Jul 25, 2012 0 Share

Deep Cleaning


Man sitting on vacuum cleaner, sad.
iStockphoto

About once every summer, my mother and I make a concerted effort to clean my room out of books, magazines, and other paraphernalia which I am no longer actively reading or using. This has become an annual ritual because I tend to accumulate items rather quickly and inevitably run out of room to put it all. When I was younger, I detested cleaning out my room because I tended to form emotional attachments to just about every item I came across. I would become anxious, make noises out of nervousness and frustration, and pace around the room as my mother and I tackled the task of going through my “things” and deciding what stayed and what went. It took a great deal of time because she had to keep me calm and still deal with handling the clearing of my room. Now, however, I am more comfortable with letting go of some items, so the pain has significantly lessened.

Another change to this year’s room cleaning saw me taking the lead instead of my mother. In the past, it was she who looked at every item and helped me decide what to do with it. This year, I did this entirely on my own after she suggested a plan of action.  She helped me to divide all of my items into four distinct groups, and I was left to carry out the process. 

The first group of items stay in my room either for sentimental value or because I want to read or use the item. The second group is to be stored in bins downstairs in the basement; I may not want to keep the items in my room, but I still want to keep them in case I become interested in looking at them again in the future. The third group of items was reserved for giving away to others. The fourth group consisted of items which were of no value to me or anyone else I knew, and were disposed of.
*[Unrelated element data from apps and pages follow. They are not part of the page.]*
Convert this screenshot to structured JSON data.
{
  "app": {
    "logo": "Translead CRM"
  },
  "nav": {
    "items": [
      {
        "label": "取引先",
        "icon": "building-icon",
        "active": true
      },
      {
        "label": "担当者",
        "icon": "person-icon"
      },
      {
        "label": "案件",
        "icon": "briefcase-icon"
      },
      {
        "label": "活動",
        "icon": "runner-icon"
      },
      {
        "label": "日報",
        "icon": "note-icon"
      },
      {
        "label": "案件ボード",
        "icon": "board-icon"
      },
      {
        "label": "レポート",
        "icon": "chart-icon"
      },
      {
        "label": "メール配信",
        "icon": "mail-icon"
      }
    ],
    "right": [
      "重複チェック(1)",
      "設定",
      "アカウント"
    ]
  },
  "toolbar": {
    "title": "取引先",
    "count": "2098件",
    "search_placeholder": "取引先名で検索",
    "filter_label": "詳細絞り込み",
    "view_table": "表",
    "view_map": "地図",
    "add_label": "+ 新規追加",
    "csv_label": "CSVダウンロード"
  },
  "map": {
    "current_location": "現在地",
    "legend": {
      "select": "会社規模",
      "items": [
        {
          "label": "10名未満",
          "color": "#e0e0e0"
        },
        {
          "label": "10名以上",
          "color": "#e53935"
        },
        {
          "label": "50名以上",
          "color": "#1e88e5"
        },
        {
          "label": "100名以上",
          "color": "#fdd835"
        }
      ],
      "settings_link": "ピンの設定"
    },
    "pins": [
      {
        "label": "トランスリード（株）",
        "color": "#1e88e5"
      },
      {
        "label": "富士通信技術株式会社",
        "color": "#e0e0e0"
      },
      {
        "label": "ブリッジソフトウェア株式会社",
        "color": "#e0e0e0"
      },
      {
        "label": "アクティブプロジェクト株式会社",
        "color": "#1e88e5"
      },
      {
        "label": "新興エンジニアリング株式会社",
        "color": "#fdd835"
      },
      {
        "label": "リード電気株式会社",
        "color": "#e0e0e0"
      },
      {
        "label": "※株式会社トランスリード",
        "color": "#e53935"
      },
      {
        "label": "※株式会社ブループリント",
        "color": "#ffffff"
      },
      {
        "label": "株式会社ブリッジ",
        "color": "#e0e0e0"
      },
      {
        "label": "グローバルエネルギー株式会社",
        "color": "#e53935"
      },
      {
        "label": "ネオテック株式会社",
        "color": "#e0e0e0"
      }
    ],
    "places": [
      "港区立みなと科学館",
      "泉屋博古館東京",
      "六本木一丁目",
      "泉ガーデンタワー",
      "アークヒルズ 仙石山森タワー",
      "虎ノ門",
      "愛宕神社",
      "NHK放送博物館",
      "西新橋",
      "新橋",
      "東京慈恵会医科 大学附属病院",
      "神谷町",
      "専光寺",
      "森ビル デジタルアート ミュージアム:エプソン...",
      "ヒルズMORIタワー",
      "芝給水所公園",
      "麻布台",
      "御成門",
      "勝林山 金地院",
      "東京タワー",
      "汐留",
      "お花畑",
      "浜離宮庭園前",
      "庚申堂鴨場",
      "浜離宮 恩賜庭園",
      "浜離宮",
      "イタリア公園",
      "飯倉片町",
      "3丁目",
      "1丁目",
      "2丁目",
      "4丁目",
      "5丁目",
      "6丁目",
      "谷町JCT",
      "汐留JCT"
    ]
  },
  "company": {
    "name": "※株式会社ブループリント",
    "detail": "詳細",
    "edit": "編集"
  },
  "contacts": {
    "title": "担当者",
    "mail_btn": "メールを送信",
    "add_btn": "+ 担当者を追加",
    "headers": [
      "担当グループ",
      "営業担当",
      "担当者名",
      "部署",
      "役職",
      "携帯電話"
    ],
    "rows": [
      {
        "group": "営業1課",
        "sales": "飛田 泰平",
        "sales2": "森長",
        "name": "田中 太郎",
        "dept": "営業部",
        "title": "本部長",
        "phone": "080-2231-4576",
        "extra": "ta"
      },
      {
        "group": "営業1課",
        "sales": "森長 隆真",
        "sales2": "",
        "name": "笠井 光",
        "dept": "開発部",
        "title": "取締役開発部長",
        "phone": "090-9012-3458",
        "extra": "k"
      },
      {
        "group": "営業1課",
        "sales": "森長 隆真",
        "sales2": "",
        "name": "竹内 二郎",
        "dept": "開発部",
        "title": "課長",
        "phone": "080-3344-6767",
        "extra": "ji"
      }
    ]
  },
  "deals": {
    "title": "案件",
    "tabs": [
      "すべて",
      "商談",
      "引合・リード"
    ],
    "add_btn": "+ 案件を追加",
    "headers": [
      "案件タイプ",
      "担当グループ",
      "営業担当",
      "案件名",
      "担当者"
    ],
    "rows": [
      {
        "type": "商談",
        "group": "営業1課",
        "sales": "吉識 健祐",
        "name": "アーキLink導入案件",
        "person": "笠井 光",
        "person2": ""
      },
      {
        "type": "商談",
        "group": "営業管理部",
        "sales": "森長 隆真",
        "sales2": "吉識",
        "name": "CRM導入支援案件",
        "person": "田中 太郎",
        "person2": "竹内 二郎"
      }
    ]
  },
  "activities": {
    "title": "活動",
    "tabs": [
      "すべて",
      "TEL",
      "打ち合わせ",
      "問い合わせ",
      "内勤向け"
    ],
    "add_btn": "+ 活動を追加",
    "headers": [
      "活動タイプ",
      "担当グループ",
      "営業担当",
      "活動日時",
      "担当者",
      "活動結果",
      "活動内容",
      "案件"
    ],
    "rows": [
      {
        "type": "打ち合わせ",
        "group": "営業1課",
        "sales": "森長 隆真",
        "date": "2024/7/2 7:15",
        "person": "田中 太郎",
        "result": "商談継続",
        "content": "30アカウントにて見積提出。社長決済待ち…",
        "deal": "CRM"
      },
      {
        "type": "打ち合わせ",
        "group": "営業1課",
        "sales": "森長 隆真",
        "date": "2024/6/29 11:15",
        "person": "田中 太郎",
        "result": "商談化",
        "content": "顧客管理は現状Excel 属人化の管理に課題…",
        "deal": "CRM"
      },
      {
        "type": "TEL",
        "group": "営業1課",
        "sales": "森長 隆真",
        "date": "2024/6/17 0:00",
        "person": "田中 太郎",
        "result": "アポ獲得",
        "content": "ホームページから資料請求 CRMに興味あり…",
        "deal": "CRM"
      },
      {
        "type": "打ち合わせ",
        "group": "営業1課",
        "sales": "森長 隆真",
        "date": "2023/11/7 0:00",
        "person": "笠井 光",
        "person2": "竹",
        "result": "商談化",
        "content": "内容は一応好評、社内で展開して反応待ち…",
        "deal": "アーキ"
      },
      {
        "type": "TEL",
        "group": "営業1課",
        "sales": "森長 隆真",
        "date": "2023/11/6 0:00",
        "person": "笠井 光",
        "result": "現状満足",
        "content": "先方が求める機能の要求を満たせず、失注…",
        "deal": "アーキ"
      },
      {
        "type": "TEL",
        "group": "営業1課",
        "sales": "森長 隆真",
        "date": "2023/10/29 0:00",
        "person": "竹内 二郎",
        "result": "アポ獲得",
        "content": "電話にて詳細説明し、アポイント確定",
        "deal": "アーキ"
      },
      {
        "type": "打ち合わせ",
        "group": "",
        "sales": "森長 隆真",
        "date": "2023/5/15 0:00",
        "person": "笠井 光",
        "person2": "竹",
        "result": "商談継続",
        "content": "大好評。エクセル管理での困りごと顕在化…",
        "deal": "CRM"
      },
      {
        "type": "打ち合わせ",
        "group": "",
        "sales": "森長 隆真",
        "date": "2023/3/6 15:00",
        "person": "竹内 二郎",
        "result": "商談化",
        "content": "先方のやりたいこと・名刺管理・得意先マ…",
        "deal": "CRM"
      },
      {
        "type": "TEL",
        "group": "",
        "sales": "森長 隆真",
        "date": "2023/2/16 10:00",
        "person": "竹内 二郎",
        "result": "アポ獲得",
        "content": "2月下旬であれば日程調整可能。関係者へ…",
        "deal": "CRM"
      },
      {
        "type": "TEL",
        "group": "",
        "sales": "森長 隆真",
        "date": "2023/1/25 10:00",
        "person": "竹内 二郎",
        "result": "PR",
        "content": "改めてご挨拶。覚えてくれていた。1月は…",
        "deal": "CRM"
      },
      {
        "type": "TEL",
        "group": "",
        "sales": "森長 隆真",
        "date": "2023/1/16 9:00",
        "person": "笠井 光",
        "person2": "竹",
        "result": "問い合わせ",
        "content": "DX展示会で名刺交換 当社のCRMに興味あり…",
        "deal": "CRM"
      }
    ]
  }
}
I was pleased at how fast I made my way from one section of my room to the other, making decisions quickly and efficiently. I had many bookshelves that were full with all kinds of reading material, but I cleared many spaces as I went.

The two bookshelves on either side of my bed received perhaps the most thorough cleaning of all. Over the years, I have kept the contents of these shelves largely the same because they contain some of my favorite books, and I usually do not want them placed where I do not have quick access to them. This year, however, I found that, to my surprise, I could live without a number of book series and other items I had kept on the shelves. This freed up a lot of room which I filled in by taking books from different areas of the shelves and organizing them into different groups based on certain themes. This rearrangement served to get rid of a lot of clutter which had built up in recent years and organized my shelves in a more efficient manner. Of course, some parts of the shelves did not change at all, much to my delight. I do not think I will ever take any of my Dr. Seuss books, general information books, or “classic” story compilations off my shelves as I greatly cherish them.

 All told, every portion of my room was thoroughly cleaned out and rearranged except for one set of shelves which contains a number of Winnie-the-Pooh, “Sesame Street,” Disney, and “classic” books which I have never altered. 

I was surprised by how much I was willing to let go; it is usually an internal struggle for me to decide whether each and every item is worth keeping on my shelves. I am not sure why this did not occur this year. Perhaps it is because as I have grown older, I have become more mature, and I am able to make these kinds of decisions without obsessing over each and every item in my room. I know that I am now willing to leave some parts of my life behind, move on with others, and, at the same time, I can retain what is important to me. I am sure that my room will undergo further changes during next year’s cleaning, but I am delighted to know that I will be more comfortable making these changes.